Assigned task: From the first line to the last, print the data exactly as it appears.
==== Information shown
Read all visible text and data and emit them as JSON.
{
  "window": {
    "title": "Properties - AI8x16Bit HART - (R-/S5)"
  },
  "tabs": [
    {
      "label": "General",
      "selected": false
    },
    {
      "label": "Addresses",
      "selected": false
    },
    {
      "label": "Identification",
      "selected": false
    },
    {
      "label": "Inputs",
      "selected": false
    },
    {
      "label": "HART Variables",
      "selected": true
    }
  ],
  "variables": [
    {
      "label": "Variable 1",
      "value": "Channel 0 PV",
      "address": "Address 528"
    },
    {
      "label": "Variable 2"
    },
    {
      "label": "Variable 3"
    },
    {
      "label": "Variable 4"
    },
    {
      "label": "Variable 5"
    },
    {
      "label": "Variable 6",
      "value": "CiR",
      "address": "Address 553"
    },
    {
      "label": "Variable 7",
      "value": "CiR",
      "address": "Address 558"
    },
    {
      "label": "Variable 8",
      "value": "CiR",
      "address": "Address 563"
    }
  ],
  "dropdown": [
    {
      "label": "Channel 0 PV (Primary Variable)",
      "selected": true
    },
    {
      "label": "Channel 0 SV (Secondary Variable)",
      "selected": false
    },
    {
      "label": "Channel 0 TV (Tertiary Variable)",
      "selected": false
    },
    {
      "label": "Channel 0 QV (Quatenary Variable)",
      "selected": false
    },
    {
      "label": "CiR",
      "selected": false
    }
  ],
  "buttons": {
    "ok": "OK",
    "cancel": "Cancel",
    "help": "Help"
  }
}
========
Answer below:
Read all visible text and data and emit them as JSON.
{
  "window": {
    "title": "Properties - AI8x16Bit HART - (R-/S5)"
  },
  "tabs": [
    {
      "label": "General",
      "selected": false
    },
    {
      "label": "Addresses",
      "selected": false
    },
    {
      "label": "Identification",
      "selected": false
    },
    {
      "label": "Inputs",
      "selected": false
    },
    {
      "label": "HART Variables",
      "selected": true
    }
  ],
  "variables": [
    {
      "label": "Variable 1",
      "value": "Channel 0 PV",
      "address": "Address 528"
    },
    {
      "label": "Variable 2"
    },
    {
      "label": "Variable 3"
    },
    {
      "label": "Variable 4"
    },
    {
      "label": "Variable 5"
    },
    {
      "label": "Variable 6",
      "value": "CiR",
      "address": "Address 553"
    },
    {
      "label": "Variable 7",
      "value": "CiR",
      "address": "Address 558"
    },
    {
      "label": "Variable 8",
      "value": "CiR",
      "address": "Address 563"
    }
  ],
  "dropdown": [
    {
      "label": "Channel 0 PV (Primary Variable)",
      "selected": true
    },
    {
      "label": "Channel 0 SV (Secondary Variable)",
      "selected": false
    },
    {
      "label": "Channel 0 TV (Tertiary Variable)",
      "selected": false
    },
    {
      "label": "Channel 0 QV (Quatenary Variable)",
      "selected": false
    },
    {
      "label": "CiR",
      "selected": false
    }
  ],
  "buttons": {
    "ok": "OK",
    "cancel": "Cancel",
    "help": "Help"
  }
}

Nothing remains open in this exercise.